What you are asked to do:
The entries must be set down again word for word; no pictures belong in the copy.

Material provided:

┌────────

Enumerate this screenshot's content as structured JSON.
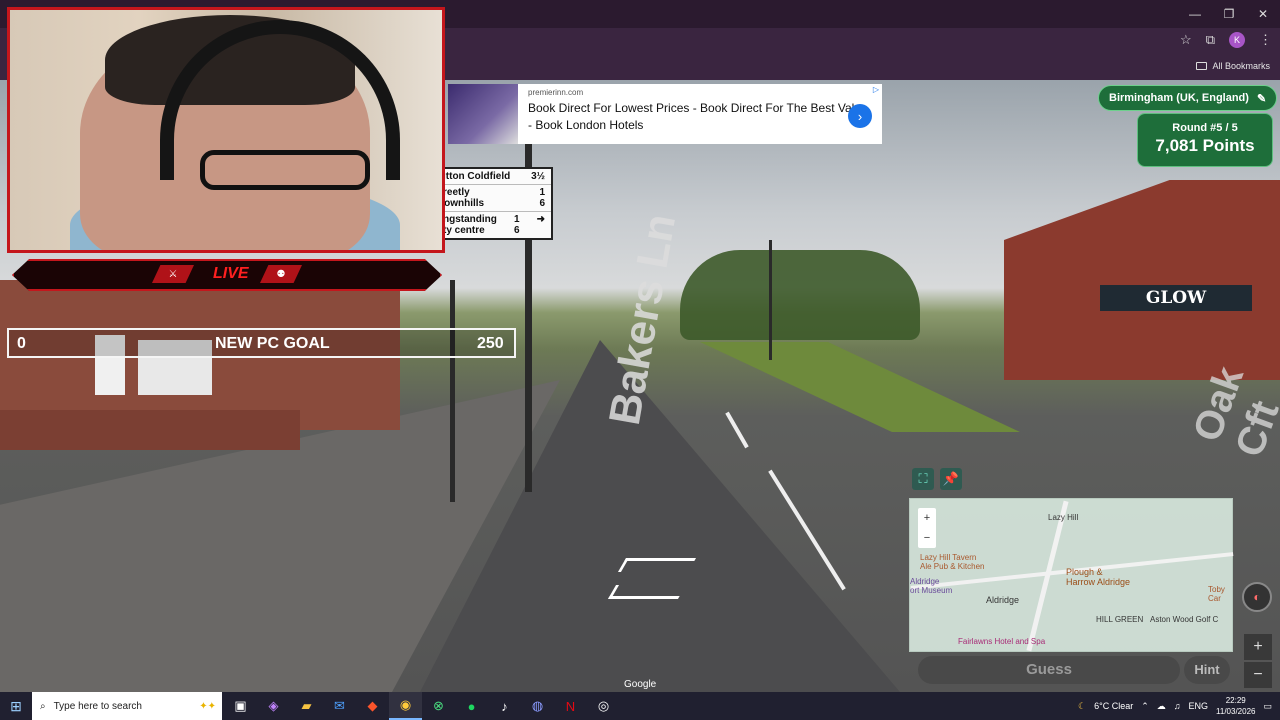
{
  "browser": {
    "window_controls": [
      "minimize",
      "restore",
      "close"
    ],
    "bookmarks_label": "All Bookmarks",
    "profile_initial": "K"
  },
  "ad": {
    "domain": "premierinn.com",
    "title": "Book Direct For Lowest Prices - Book Direct For The Best Value - Book London Hotels",
    "cta_icon": "chevron-right-icon"
  },
  "street_sign": {
    "rows": [
      {
        "place": "Sutton Coldfield",
        "dist": "3½"
      },
      {
        "place": "Streetly\nBrownhills",
        "dist": "1\n6"
      },
      {
        "place": "Kingstanding\nCity centre",
        "dist": "1\n6"
      }
    ]
  },
  "street": {
    "road_name": "Bakers Ln",
    "road_name_right": "Oak Cft",
    "shop_sign": "GLOW",
    "watermark": "Google"
  },
  "game": {
    "location": "Birmingham (UK, England)",
    "round_label": "Round #5 / 5",
    "points": "7,081 Points",
    "guess_label": "Guess",
    "hint_label": "Hint",
    "map_labels": {
      "lazy_hill": "Lazy Hill Tavern\nAle Pub & Kitchen",
      "plough": "Plough &\nHarrow Aldridge",
      "museum": "Aldridge\nort Museum",
      "aldridge": "Aldridge",
      "hill_green": "HILL GREEN",
      "aston_wood": "Aston Wood Golf C",
      "fairlawns": "Fairlawns Hotel and Spa",
      "toby": "Toby Car",
      "road": "Lazy Hill"
    }
  },
  "overlay": {
    "live_label": "LIVE",
    "goal_start": "0",
    "goal_title": "NEW PC GOAL",
    "goal_end": "250"
  },
  "taskbar": {
    "search_placeholder": "Type here to search",
    "weather": "6°C  Clear",
    "lang": "ENG",
    "time": "22:29",
    "date": "11/03/2026"
  }
}
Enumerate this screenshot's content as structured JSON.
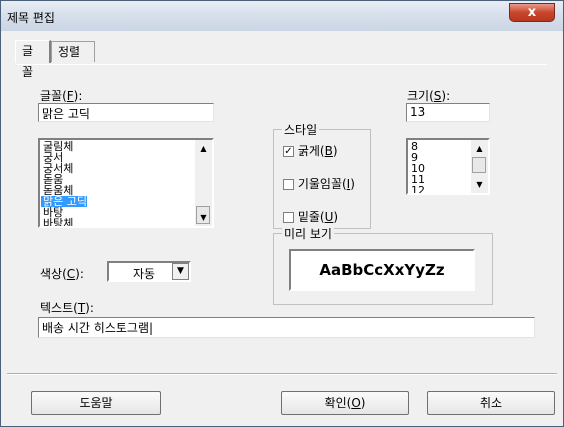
{
  "window": {
    "title": "제목 편집",
    "close_label": "x"
  },
  "tabs": [
    {
      "label": "글꼴"
    },
    {
      "label": "정렬"
    }
  ],
  "font": {
    "label": "글꼴(F):",
    "value": "맑은 고딕",
    "list": [
      "굴림체",
      "궁서",
      "궁서체",
      "돋움",
      "돋움체",
      "맑은 고딕",
      "바탕",
      "바탕체"
    ],
    "selected_index": 5
  },
  "style": {
    "group_label": "스타일",
    "bold_label": "굵게(B)",
    "bold_checked": true,
    "italic_label": "기울임꼴(I)",
    "italic_checked": false,
    "underline_label": "밑줄(U)",
    "underline_checked": false
  },
  "size": {
    "label": "크기(S):",
    "value": "13",
    "list": [
      "8",
      "9",
      "10",
      "11",
      "12"
    ]
  },
  "preview": {
    "group_label": "미리 보기",
    "sample_text": "AaBbCcXxYyZz"
  },
  "color": {
    "label": "색상(C):",
    "value": "자동"
  },
  "text": {
    "label": "텍스트(T):",
    "value": "배송 시간 히스토그램"
  },
  "buttons": {
    "help": "도움말",
    "ok": "확인(O)",
    "cancel": "취소"
  },
  "icons": {
    "scroll_up": "scroll-up-icon",
    "scroll_down": "scroll-down-icon",
    "dropdown": "chevron-down-icon",
    "check": "check-icon"
  }
}
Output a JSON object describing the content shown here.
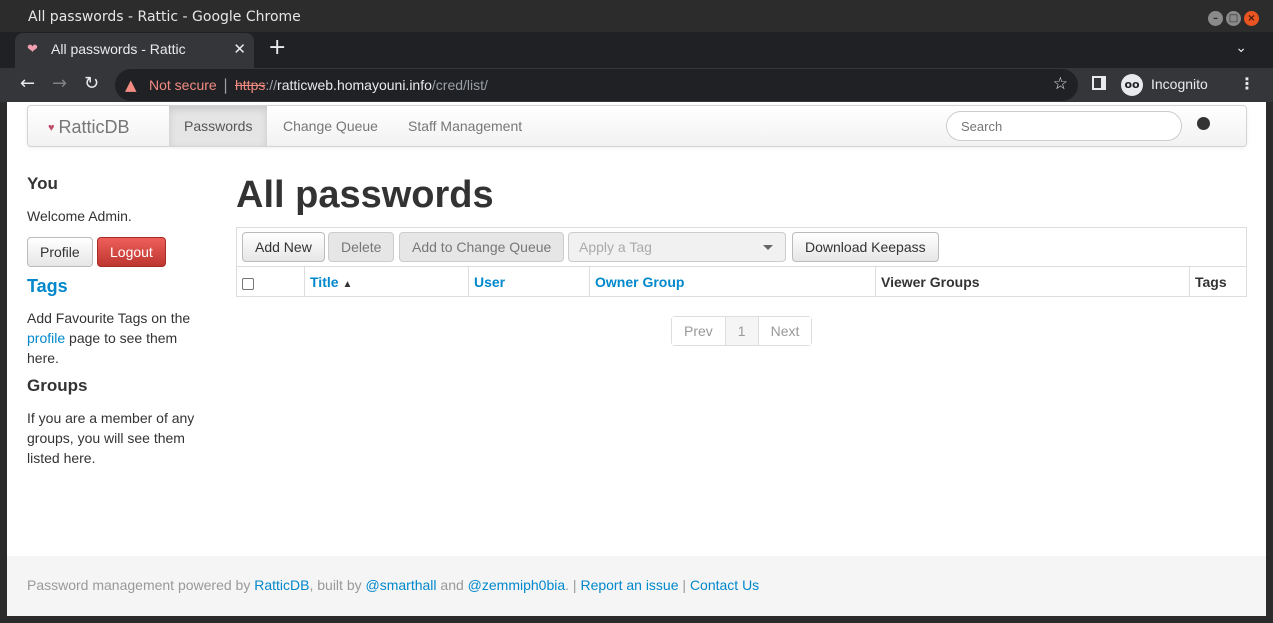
{
  "window": {
    "title": "All passwords - Rattic - Google Chrome"
  },
  "tab": {
    "title": "All passwords - Rattic"
  },
  "toolbar": {
    "not_secure": "Not secure",
    "url_scheme": "https",
    "url_sep": "://",
    "url_host": "ratticweb.homayouni.info",
    "url_path": "/cred/list/",
    "incognito": "Incognito"
  },
  "navbar": {
    "brand": "RatticDB",
    "items": [
      "Passwords",
      "Change Queue",
      "Staff Management"
    ],
    "search_placeholder": "Search"
  },
  "sidebar": {
    "you_heading": "You",
    "welcome": "Welcome Admin.",
    "profile_button": "Profile",
    "logout_button": "Logout",
    "tags_heading": "Tags",
    "tags_text_before": "Add Favourite Tags on the ",
    "tags_link": "profile",
    "tags_text_after": " page to see them here.",
    "groups_heading": "Groups",
    "groups_text": "If you are a member of any groups, you will see them listed here."
  },
  "main": {
    "title": "All passwords",
    "actions": {
      "add_new": "Add New",
      "delete": "Delete",
      "add_to_queue": "Add to Change Queue",
      "apply_tag": "Apply a Tag",
      "download_keepass": "Download Keepass"
    },
    "columns": [
      "Title",
      "User",
      "Owner Group",
      "Viewer Groups",
      "Tags"
    ],
    "pagination": {
      "prev": "Prev",
      "page": "1",
      "next": "Next"
    }
  },
  "footer": {
    "text1": "Password management powered by ",
    "link_rattic": "RatticDB",
    "text2": ", built by ",
    "link_smarthall": "@smarthall",
    "text3": " and ",
    "link_zemm": "@zemmiph0bia",
    "text4": ". | ",
    "link_issue": "Report an issue",
    "text5": " | ",
    "link_contact": "Contact Us"
  }
}
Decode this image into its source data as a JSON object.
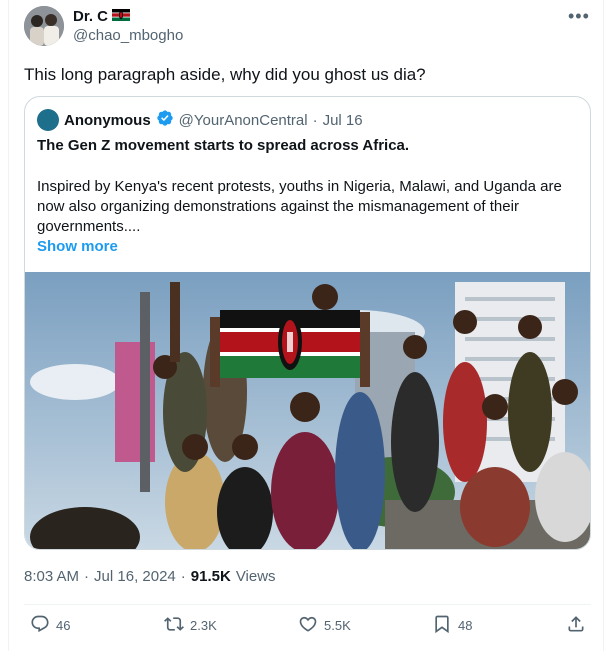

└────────

Written solution:
Enumerate this screenshot's content as structured JSON.
{
  "browser": {
    "window_controls": [
      "minimize",
      "restore",
      "close"
    ],
    "bookmarks_label": "All Bookmarks",
    "profile_initial": "K"
  },
  "ad": {
    "domain": "premierinn.com",
    "title": "Book Direct For Lowest Prices - Book Direct For The Best Value - Book London Hotels",
    "cta_icon": "chevron-right-icon"
  },
  "street_sign": {
    "rows": [
      {
        "place": "Sutton Coldfield",
        "dist": "3½"
      },
      {
        "place": "Streetly\nBrownhills",
        "dist": "1\n6"
      },
      {
        "place": "Kingstanding\nCity centre",
        "dist": "1\n6"
      }
    ]
  },
  "street": {
    "road_name": "Bakers Ln",
    "road_name_right": "Oak Cft",
    "shop_sign": "GLOW",
    "watermark": "Google"
  },
  "game": {
    "location": "Birmingham (UK, England)",
    "round_label": "Round #5 / 5",
    "points": "7,081 Points",
    "guess_label": "Guess",
    "hint_label": "Hint",
    "map_labels": {
      "lazy_hill": "Lazy Hill Tavern\nAle Pub & Kitchen",
      "plough": "Plough &\nHarrow Aldridge",
      "museum": "Aldridge\nort Museum",
      "aldridge": "Aldridge",
      "hill_green": "HILL GREEN",
      "aston_wood": "Aston Wood Golf C",
      "fairlawns": "Fairlawns Hotel and Spa",
      "toby": "Toby Car",
      "road": "Lazy Hill"
    }
  },
  "overlay": {
    "live_label": "LIVE",
    "goal_start": "0",
    "goal_title": "NEW PC GOAL",
    "goal_end": "250"
  },
  "taskbar": {
    "search_placeholder": "Type here to search",
    "weather": "6°C  Clear",
    "lang": "ENG",
    "time": "22:29",
    "date": "11/03/2026"
  }
}
Enumerate this screenshot's content as structured JSON.
{
  "window": {
    "title": "제목 편집",
    "close_label": "x"
  },
  "tabs": [
    {
      "label": "글꼴"
    },
    {
      "label": "정렬"
    }
  ],
  "font": {
    "label": "글꼴(F):",
    "value": "맑은 고딕",
    "list": [
      "굴림체",
      "궁서",
      "궁서체",
      "돋움",
      "돋움체",
      "맑은 고딕",
      "바탕",
      "바탕체"
    ],
    "selected_index": 5
  },
  "style": {
    "group_label": "스타일",
    "bold_label": "굵게(B)",
    "bold_checked": true,
    "italic_label": "기울임꼴(I)",
    "italic_checked": false,
    "underline_label": "밑줄(U)",
    "underline_checked": false
  },
  "size": {
    "label": "크기(S):",
    "value": "13",
    "list": [
      "8",
      "9",
      "10",
      "11",
      "12"
    ]
  },
  "preview": {
    "group_label": "미리 보기",
    "sample_text": "AaBbCcXxYyZz"
  },
  "color": {
    "label": "색상(C):",
    "value": "자동"
  },
  "text": {
    "label": "텍스트(T):",
    "value": "배송 시간 히스토그램"
  },
  "buttons": {
    "help": "도움말",
    "ok": "확인(O)",
    "cancel": "취소"
  },
  "icons": {
    "scroll_up": "scroll-up-icon",
    "scroll_down": "scroll-down-icon",
    "dropdown": "chevron-down-icon",
    "check": "check-icon"
  }
}
Output a JSON object describing the content shown here.
{
  "window": {
    "title": "All passwords - Rattic - Google Chrome"
  },
  "tab": {
    "title": "All passwords - Rattic"
  },
  "toolbar": {
    "not_secure": "Not secure",
    "url_scheme": "https",
    "url_sep": "://",
    "url_host": "ratticweb.homayouni.info",
    "url_path": "/cred/list/",
    "incognito": "Incognito"
  },
  "navbar": {
    "brand": "RatticDB",
    "items": [
      "Passwords",
      "Change Queue",
      "Staff Management"
    ],
    "search_placeholder": "Search"
  },
  "sidebar": {
    "you_heading": "You",
    "welcome": "Welcome Admin.",
    "profile_button": "Profile",
    "logout_button": "Logout",
    "tags_heading": "Tags",
    "tags_text_before": "Add Favourite Tags on the ",
    "tags_link": "profile",
    "tags_text_after": " page to see them here.",
    "groups_heading": "Groups",
    "groups_text": "If you are a member of any groups, you will see them listed here."
  },
  "main": {
    "title": "All passwords",
    "actions": {
      "add_new": "Add New",
      "delete": "Delete",
      "add_to_queue": "Add to Change Queue",
      "apply_tag": "Apply a Tag",
      "download_keepass": "Download Keepass"
    },
    "columns": [
      "Title",
      "User",
      "Owner Group",
      "Viewer Groups",
      "Tags"
    ],
    "pagination": {
      "prev": "Prev",
      "page": "1",
      "next": "Next"
    }
  },
  "footer": {
    "text1": "Password management powered by ",
    "link_rattic": "RatticDB",
    "text2": ", built by ",
    "link_smarthall": "@smarthall",
    "text3": " and ",
    "link_zemm": "@zemmiph0bia",
    "text4": ". | ",
    "link_issue": "Report an issue",
    "text5": " | ",
    "link_contact": "Contact Us"
  }
}
Decode this image into its source data as a JSON object.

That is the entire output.